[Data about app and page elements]
------------------------------------------------------------

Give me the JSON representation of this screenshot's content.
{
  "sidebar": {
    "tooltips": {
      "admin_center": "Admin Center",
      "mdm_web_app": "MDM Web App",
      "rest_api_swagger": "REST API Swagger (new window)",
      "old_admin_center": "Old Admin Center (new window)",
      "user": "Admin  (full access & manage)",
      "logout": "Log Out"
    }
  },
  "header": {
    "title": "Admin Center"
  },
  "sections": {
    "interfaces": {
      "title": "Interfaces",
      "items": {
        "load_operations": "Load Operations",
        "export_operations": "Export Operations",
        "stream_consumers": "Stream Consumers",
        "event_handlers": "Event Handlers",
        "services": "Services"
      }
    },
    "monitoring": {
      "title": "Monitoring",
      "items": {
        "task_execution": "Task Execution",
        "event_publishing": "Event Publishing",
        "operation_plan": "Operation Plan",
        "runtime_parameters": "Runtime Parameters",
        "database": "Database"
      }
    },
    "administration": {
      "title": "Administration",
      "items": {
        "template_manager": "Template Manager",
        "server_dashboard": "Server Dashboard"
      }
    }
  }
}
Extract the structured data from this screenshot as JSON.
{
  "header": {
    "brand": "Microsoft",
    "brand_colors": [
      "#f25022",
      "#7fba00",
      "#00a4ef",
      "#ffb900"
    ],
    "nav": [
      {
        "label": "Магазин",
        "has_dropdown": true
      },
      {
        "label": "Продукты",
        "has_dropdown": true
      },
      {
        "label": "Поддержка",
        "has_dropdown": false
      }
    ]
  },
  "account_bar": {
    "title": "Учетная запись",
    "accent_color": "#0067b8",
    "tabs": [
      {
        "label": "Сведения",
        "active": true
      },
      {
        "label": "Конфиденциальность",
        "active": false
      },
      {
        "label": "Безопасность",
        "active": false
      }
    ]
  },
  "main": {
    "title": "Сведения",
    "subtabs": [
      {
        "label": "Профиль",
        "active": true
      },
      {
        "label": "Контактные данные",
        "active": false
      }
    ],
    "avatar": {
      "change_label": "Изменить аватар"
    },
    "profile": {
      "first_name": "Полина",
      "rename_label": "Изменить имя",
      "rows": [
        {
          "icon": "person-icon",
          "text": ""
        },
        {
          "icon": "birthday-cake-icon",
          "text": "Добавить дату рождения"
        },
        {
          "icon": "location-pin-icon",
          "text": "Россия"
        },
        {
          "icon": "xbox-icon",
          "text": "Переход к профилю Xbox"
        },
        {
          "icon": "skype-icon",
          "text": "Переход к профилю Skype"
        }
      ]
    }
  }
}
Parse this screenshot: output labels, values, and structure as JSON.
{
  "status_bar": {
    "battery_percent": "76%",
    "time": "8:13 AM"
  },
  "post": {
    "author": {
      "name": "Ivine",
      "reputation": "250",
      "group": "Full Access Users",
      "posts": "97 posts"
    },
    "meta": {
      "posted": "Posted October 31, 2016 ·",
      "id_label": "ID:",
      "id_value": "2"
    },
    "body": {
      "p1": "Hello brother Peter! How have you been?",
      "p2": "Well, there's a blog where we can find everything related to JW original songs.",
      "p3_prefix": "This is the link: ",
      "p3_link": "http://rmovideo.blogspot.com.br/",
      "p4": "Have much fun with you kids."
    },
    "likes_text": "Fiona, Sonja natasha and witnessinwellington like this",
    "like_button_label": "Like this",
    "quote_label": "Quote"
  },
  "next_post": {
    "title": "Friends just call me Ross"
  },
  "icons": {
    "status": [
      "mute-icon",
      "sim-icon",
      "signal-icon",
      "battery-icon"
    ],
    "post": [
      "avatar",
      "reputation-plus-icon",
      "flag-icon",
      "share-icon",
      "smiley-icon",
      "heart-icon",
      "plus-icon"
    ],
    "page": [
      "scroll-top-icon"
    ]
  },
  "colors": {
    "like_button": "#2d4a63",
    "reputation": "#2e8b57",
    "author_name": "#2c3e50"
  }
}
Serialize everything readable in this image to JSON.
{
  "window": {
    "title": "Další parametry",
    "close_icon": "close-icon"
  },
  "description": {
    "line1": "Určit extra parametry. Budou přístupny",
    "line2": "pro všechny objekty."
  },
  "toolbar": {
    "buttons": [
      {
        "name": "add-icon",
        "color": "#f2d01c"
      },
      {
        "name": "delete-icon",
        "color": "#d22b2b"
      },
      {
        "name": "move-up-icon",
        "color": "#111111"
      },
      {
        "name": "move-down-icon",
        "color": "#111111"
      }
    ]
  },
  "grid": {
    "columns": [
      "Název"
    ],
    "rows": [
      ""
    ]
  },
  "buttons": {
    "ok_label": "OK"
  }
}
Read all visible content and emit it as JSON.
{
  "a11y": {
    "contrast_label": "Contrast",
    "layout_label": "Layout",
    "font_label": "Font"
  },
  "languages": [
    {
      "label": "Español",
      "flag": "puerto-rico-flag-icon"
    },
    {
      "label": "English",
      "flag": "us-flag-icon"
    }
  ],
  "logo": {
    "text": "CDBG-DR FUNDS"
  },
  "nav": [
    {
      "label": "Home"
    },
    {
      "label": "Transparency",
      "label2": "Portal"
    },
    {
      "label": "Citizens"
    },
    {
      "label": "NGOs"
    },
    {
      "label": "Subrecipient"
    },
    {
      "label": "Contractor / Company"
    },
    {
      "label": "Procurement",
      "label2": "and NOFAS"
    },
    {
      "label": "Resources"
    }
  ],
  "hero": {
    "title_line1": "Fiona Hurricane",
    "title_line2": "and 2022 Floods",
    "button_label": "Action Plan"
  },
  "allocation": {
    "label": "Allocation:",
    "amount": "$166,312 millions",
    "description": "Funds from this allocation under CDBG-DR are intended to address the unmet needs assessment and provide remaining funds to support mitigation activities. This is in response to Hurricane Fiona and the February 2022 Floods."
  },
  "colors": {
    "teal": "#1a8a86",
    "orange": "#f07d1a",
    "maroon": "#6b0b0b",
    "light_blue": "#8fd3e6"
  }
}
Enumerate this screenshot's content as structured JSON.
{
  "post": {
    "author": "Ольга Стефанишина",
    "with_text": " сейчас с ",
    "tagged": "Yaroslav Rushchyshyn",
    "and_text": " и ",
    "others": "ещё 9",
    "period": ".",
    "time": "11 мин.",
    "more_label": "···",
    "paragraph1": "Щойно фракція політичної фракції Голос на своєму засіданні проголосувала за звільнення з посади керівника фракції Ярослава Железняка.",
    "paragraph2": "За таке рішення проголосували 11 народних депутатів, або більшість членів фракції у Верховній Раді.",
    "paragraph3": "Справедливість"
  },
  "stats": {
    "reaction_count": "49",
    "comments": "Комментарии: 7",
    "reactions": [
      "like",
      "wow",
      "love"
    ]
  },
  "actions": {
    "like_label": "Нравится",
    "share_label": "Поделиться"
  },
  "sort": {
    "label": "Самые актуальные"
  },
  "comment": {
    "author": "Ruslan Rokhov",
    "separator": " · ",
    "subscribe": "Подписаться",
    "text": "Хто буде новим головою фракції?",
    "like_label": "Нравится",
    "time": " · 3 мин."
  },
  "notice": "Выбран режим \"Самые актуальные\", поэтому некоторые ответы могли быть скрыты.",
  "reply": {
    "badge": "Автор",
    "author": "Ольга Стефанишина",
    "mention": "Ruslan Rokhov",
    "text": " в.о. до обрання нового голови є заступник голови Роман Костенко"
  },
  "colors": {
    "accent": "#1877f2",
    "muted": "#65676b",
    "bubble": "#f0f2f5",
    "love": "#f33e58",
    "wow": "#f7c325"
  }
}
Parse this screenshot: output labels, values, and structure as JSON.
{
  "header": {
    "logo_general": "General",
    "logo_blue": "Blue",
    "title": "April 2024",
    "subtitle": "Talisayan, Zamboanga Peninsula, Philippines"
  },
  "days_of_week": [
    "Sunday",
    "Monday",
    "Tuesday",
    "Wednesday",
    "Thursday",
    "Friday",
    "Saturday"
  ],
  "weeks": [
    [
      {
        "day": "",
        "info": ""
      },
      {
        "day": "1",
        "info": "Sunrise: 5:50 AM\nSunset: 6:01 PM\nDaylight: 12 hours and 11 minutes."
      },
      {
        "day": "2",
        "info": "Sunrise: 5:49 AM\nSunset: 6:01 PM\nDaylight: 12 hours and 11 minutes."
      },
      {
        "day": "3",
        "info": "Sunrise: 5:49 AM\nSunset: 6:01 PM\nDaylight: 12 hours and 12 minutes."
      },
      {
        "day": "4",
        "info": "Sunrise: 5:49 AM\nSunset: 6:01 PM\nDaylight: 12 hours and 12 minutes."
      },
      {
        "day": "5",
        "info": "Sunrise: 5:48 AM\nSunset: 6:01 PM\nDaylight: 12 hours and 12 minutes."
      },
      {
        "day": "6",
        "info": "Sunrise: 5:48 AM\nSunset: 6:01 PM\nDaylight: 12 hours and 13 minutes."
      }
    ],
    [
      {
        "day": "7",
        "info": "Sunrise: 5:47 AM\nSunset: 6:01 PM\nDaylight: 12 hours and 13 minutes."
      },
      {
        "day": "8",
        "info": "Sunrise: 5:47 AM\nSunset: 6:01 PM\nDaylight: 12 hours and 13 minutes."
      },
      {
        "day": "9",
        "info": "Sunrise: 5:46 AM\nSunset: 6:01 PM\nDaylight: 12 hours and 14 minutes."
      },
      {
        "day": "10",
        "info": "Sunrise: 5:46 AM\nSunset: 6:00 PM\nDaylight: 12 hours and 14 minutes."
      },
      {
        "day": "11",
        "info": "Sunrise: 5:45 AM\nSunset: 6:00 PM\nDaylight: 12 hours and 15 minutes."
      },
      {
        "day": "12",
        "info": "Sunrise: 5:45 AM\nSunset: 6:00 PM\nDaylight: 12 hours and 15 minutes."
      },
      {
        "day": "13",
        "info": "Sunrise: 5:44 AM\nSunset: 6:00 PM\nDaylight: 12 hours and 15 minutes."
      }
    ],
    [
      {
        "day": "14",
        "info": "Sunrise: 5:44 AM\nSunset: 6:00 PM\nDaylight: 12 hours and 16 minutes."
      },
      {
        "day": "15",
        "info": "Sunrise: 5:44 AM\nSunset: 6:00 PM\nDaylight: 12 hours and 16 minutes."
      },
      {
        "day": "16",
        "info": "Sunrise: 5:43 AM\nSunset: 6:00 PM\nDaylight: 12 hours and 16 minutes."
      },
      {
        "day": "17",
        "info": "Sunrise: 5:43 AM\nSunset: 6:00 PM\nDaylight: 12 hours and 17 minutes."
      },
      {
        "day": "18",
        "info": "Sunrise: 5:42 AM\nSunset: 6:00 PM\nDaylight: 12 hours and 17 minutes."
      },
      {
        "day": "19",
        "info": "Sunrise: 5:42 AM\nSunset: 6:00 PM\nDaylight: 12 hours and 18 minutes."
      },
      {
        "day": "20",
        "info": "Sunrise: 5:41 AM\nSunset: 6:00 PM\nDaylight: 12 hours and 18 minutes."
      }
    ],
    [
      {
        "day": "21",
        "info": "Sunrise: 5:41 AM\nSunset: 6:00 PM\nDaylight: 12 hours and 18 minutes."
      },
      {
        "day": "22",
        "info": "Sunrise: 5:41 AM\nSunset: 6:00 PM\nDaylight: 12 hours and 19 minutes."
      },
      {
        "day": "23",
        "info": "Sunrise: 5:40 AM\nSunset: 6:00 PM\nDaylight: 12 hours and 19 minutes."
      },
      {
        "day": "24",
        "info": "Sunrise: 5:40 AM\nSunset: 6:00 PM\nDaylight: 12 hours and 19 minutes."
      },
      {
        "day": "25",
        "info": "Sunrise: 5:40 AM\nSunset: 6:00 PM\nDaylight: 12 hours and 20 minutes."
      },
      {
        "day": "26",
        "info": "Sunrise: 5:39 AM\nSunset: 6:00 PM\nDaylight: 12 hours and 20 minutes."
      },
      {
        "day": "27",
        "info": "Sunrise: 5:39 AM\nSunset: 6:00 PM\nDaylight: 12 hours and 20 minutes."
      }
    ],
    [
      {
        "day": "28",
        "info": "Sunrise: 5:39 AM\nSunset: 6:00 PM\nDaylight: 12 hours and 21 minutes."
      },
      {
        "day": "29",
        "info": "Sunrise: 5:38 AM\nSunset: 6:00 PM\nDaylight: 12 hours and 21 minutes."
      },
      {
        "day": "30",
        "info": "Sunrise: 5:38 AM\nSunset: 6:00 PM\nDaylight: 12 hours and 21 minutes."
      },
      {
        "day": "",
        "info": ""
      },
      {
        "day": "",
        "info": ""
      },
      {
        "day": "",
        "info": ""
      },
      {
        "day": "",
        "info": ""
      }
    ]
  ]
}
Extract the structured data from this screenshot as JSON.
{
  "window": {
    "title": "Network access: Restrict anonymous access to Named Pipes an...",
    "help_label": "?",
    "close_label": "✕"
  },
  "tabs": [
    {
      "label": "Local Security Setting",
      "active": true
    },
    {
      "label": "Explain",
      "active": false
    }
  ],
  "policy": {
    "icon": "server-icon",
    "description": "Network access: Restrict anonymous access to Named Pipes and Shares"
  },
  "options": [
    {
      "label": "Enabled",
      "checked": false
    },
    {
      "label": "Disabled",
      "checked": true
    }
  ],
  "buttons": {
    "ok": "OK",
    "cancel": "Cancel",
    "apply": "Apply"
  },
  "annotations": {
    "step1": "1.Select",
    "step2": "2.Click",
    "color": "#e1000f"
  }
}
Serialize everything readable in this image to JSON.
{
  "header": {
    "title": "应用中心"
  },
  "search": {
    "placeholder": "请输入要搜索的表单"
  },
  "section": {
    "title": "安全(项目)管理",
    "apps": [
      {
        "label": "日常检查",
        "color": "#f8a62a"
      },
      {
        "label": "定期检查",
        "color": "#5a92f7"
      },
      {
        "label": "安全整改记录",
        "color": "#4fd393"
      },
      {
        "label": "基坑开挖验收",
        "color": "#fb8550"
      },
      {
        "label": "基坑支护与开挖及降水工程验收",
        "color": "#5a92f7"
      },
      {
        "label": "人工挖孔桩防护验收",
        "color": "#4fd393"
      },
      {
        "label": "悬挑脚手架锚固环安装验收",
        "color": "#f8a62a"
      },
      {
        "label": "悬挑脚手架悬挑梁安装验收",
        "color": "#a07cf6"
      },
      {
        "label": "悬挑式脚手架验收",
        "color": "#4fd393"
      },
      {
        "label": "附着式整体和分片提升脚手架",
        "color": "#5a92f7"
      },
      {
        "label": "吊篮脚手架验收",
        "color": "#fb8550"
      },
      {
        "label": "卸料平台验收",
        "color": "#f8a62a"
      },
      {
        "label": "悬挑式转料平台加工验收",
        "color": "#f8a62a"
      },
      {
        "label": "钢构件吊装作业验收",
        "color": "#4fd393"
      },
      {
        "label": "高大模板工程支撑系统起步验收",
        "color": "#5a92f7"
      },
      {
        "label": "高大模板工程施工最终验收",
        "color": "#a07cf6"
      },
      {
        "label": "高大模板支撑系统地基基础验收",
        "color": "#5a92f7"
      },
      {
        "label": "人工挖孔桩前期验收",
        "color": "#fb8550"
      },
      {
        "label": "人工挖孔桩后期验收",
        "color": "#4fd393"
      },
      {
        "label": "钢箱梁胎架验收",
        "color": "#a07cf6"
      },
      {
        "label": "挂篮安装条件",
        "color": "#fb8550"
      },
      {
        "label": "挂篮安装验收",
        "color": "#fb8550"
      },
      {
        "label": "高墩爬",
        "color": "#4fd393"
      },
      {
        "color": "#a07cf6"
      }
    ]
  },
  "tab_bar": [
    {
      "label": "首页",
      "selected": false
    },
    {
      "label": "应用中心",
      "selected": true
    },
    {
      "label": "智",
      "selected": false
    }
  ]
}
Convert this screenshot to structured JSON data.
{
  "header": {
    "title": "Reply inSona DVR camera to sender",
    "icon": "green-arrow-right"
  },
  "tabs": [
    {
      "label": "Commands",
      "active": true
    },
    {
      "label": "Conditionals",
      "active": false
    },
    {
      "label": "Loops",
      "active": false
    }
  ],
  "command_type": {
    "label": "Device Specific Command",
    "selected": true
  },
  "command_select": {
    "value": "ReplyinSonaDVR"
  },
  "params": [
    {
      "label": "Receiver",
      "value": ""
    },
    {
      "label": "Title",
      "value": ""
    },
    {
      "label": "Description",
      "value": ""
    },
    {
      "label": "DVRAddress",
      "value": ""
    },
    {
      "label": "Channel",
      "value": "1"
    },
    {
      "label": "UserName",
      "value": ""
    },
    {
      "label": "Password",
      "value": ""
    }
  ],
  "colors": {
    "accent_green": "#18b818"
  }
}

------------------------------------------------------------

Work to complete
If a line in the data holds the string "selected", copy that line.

Written solution
      "selected": false
      "selected": true
      "selected": false
    "selected": true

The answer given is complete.